There were always likely to be consequences for the buy-to-let sector following former Chancellor, George Osborne’s ‘rebalancing’ of the rental/ownership market in 2015. The then Chancellor proposed that from April, 2017 the offset of mortgage interest available to higher rate taxpayer-landlords would be gradually reduced to the basic rate by means of a four-year withdrawal of the relief: in 2017/18 landlords would only be able to apply the existing relief rules to 75 per cent of their finance costs with the remaining 25 per cent using the basic rate reduction. In the following three years the relief would be reduced by a further 25 per cent each year before the basic rate cap applies in full from 2020/21.
Prior to the introduction of the first part of this new plan in April this year, Mortgages for Business sought the opinions and views of its members via a Property Investor survey. The survey found nearly 60 per cent of buy-to-let landlords feared the changes to income tax relief and tighter mortgage affordability tests would have a negative effect on their businesses. More worryingly, 10 per cent of the landlords surveyed admitted they weren’t even aware of the planned tax changes in April. If there was good news for the sector it was that, despite the impending changes, only 9 per cent of respondents said they were likely to minimise their property portfolios within the next six months: what’s more almost half of the respondents (45 per cent) claimed they planned to invest in further property acquisition.
Speaking about the Property Investor survey, David Whittaker, CEO, Mortgages for Business, said although the survey’s findings show there is some concern within the sector, the fear that many thought would follow 2015’s announcement has failed to materialise. However, he advised all landlords to seek expert help from accountants to minimise any potential losses in the future:
“The percentages feel about right for the market in general and it has certainly been a tough 18 months or so for landlords.”
“We are still encouraging landlords who haven’t already taken professional advice on the matter to do so ASAP, as some may find that the new formula will tip them into the next tax bracket leaving them worse off.”
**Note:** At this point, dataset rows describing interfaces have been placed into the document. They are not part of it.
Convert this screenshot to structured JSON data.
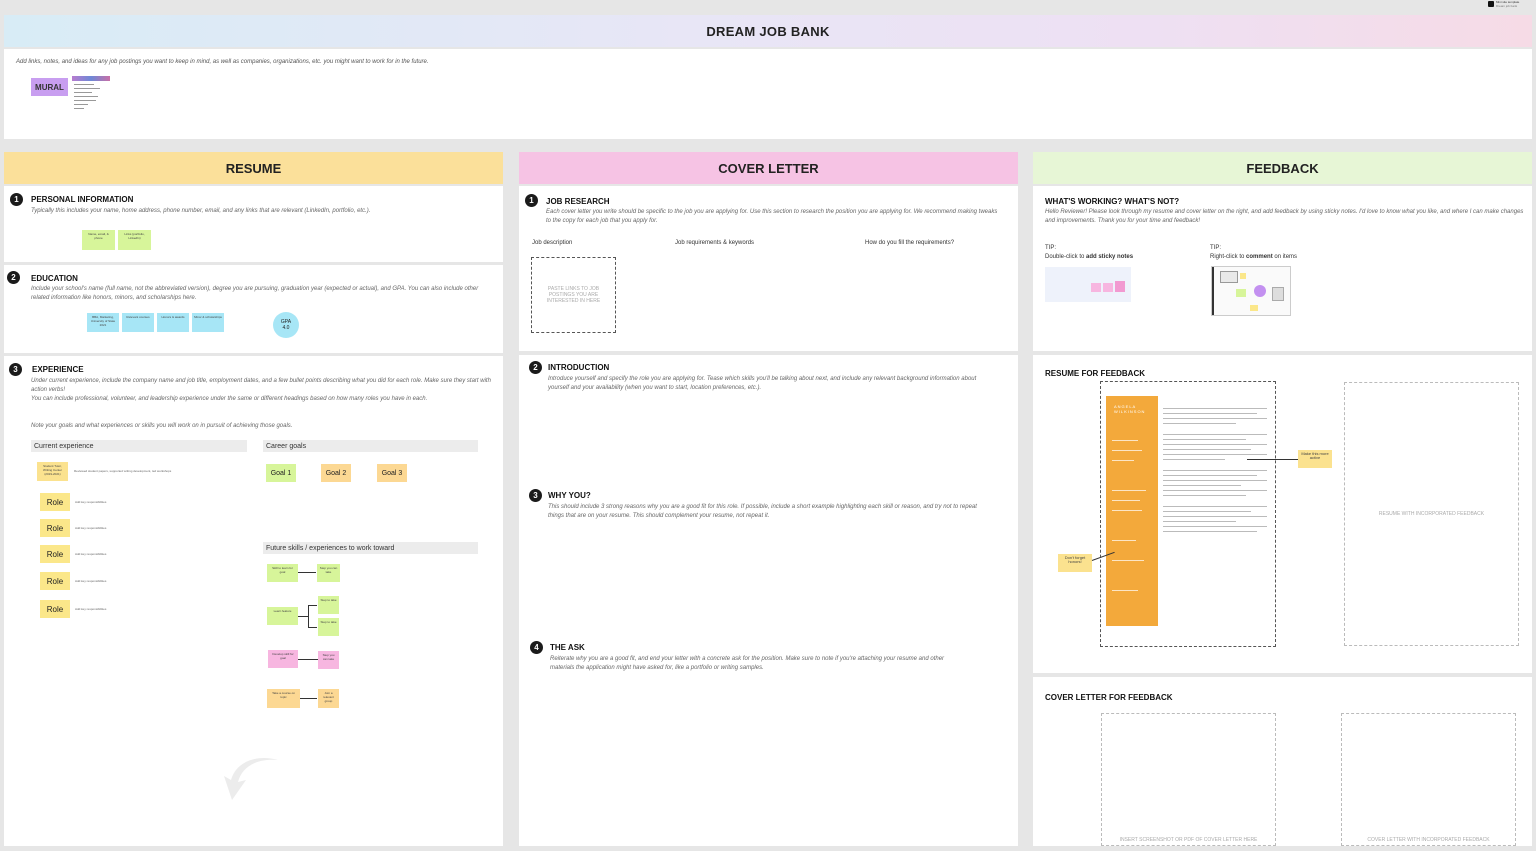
{
  "header": {
    "title": "DREAM JOB BANK"
  },
  "intro": {
    "text": "Add links, notes, and ideas for any job postings you want to keep in mind, as well as companies, organizations, etc. you might want to work for in the future.",
    "logo": "MURAL"
  },
  "top_right": {
    "line1": "Mini site template",
    "line2": "Dream job bank"
  },
  "resume": {
    "title": "RESUME",
    "personal": {
      "num": "1",
      "title": "PERSONAL INFORMATION",
      "desc": "Typically this includes your name, home address, phone number, email, and any links that are relevant (LinkedIn, portfolio, etc.).",
      "stickies": [
        "Name, email, & phone",
        "Links (portfolio, LinkedIn)"
      ]
    },
    "education": {
      "num": "2",
      "title": "EDUCATION",
      "desc": "Include your school's name (full name, not the abbreviated version), degree you are pursuing, graduation year (expected or actual), and GPA. You can also include other related information like honors, minors, and scholarships here.",
      "stickies": [
        "BBA, Marketing, University of State 2021",
        "Relevant courses",
        "Honors & awards",
        "Minor & scholarships"
      ],
      "gpa_label": "GPA",
      "gpa_value": "4.0"
    },
    "experience": {
      "num": "3",
      "title": "EXPERIENCE",
      "desc1": "Under current experience, include the company name and job title, employment dates, and a few bullet points describing what you did for each role. Make sure they start with action verbs!",
      "desc2": "You can include professional, volunteer, and leadership experience under the same or different headings based on how many roles you have in each.",
      "desc3": "Note your goals and what experiences or skills you will work on in pursuit of achieving those goals.",
      "current_label": "Current experience",
      "current_first": "Student Tutor, Writing Center (2019-2021)",
      "current_first_desc": "Reviewed student papers, supported writing development, led workshops",
      "roles": [
        "Role",
        "Role",
        "Role",
        "Role",
        "Role"
      ],
      "role_desc": "Add key responsibilities",
      "career_label": "Career goals",
      "goals": [
        "Goal 1",
        "Goal 2",
        "Goal 3"
      ],
      "future_label": "Future skills / experiences to work toward",
      "future_stickies": [
        "Skill to learn for goal",
        "Step you can take",
        "Learn feature",
        "Step to take",
        "Step to take",
        "Develop skill for goal",
        "Step you can take",
        "Take a course on topic",
        "Join a relevant group"
      ]
    }
  },
  "cover": {
    "title": "COVER LETTER",
    "research": {
      "num": "1",
      "title": "JOB RESEARCH",
      "desc": "Each cover letter you write should be specific to the job you are applying for. Use this section to research the position you are applying for. We recommend making tweaks to the copy for each job that you apply for.",
      "col1": "Job description",
      "col2": "Job requirements & keywords",
      "col3": "How do you fill the requirements?",
      "paste": "PASTE LINKS TO JOB POSTINGS YOU ARE INTERESTED IN HERE"
    },
    "intro": {
      "num": "2",
      "title": "INTRODUCTION",
      "desc": "Introduce yourself and specify the role you are applying for. Tease which skills you'll be talking about next, and include any relevant background information about yourself and your availability (when you want to start, location preferences, etc.)."
    },
    "why": {
      "num": "3",
      "title": "WHY YOU?",
      "desc": "This should include 3 strong reasons why you are a good fit for this role. If possible, include a short example highlighting each skill or reason, and try not to repeat things that are on your resume. This should complement your resume, not repeat it."
    },
    "ask": {
      "num": "4",
      "title": "THE ASK",
      "desc": "Reiterate why you are a good fit, and end your letter with a concrete ask for the position. Make sure to note if you're attaching your resume and other materials the application might have asked for, like a portfolio or writing samples."
    }
  },
  "feedback": {
    "title": "FEEDBACK",
    "working": {
      "title": "WHAT'S WORKING? WHAT'S NOT?",
      "desc": "Hello Reviewer! Please look through my resume and cover letter on the right, and add feedback by using sticky notes. I'd love to know what you like, and where I can make changes and improvements. Thank you for your time and feedback!"
    },
    "tip1": {
      "label": "TIP:",
      "text_prefix": "Double-click to ",
      "text_bold": "add sticky notes"
    },
    "tip2": {
      "label": "TIP:",
      "text_prefix": "Right-click to ",
      "text_bold": "comment",
      "text_suffix": " on items"
    },
    "resume_label": "RESUME FOR FEEDBACK",
    "resume_name": "ANGELA WILKINSON",
    "resume_note1": "Make this more active",
    "resume_note2": "Don't forget honors!",
    "resume_incorporated": "RESUME WITH INCORPORATED FEEDBACK",
    "cover_label": "COVER LETTER FOR FEEDBACK",
    "cover_insert": "INSERT SCREENSHOT OR PDF OF COVER LETTER HERE",
    "cover_incorporated": "COVER LETTER WITH INCORPORATED FEEDBACK"
  }
}
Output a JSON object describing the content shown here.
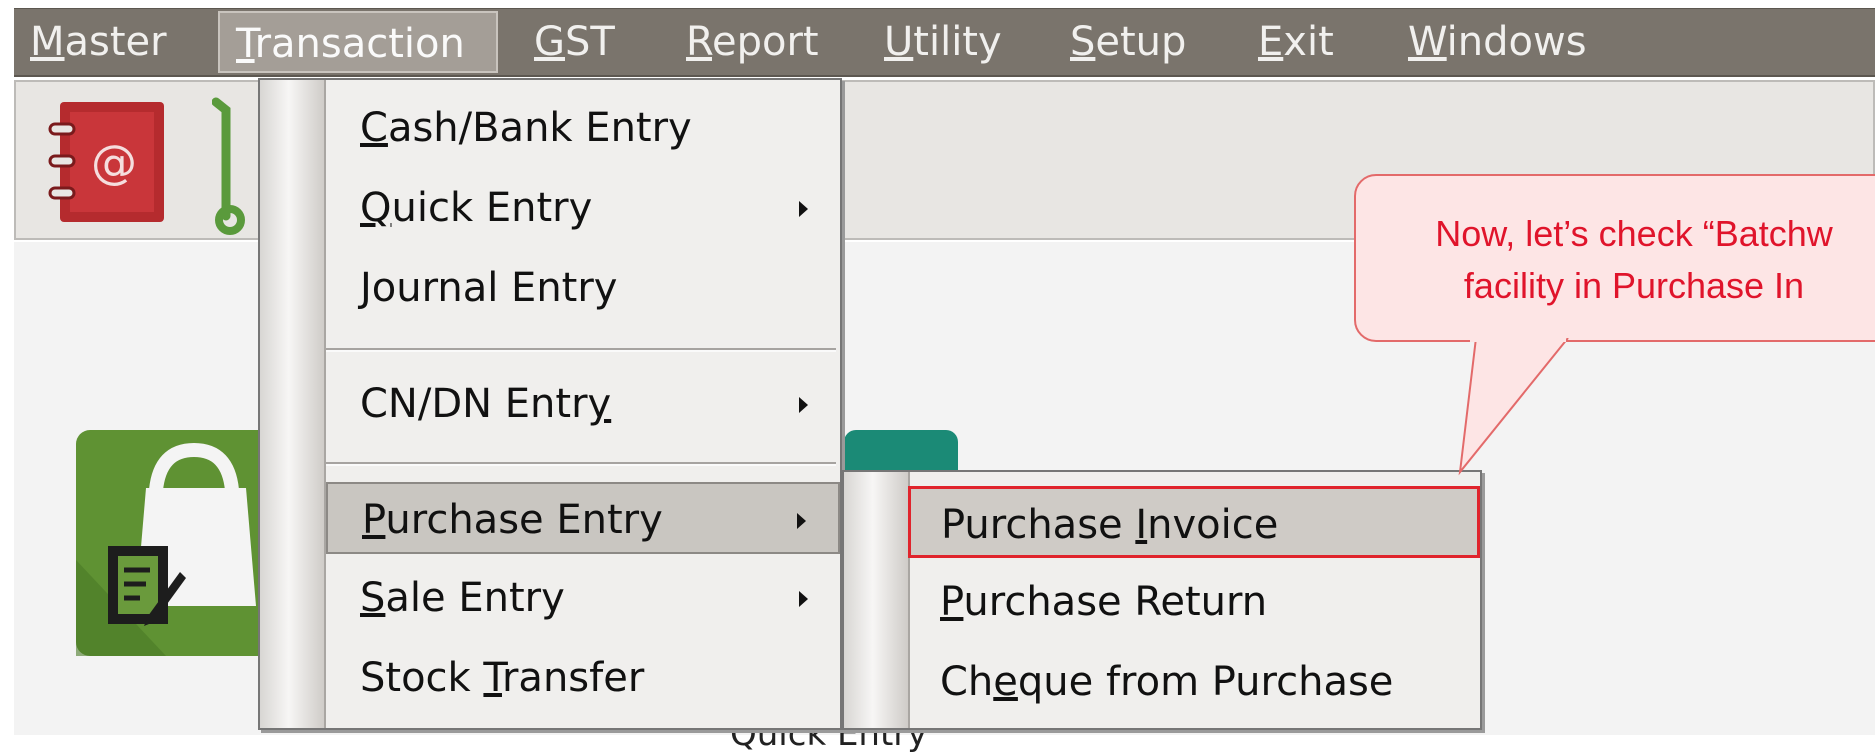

So are the Property Investor survey findings surprising? Well, not really. In fact, they are very much in line with the latest Prudential Regulation Authority (PRA) rules on buy-to-let lending, which will put a ceiling on loan to value rates. There nearly 60 per cent of respondents stated they were clear on the impact of the rule changes on how much they can now borrow.
Since 1st January 2017, buy-to-let lenders have been forced to use more stringent affordability calculations. In spite of these, nearly half of all residential landlords are still intent on expanding their property portfolios, and seem content to accept the increased costs involved because in the longer term property investment has been shown to provide a greater return on investment than many other assets.
If you are already a buy-to-let investor or are looking to invest in the sector, then please feel free to speak to Steven Glicher accountants. We work closely with landlords and offer expert advice.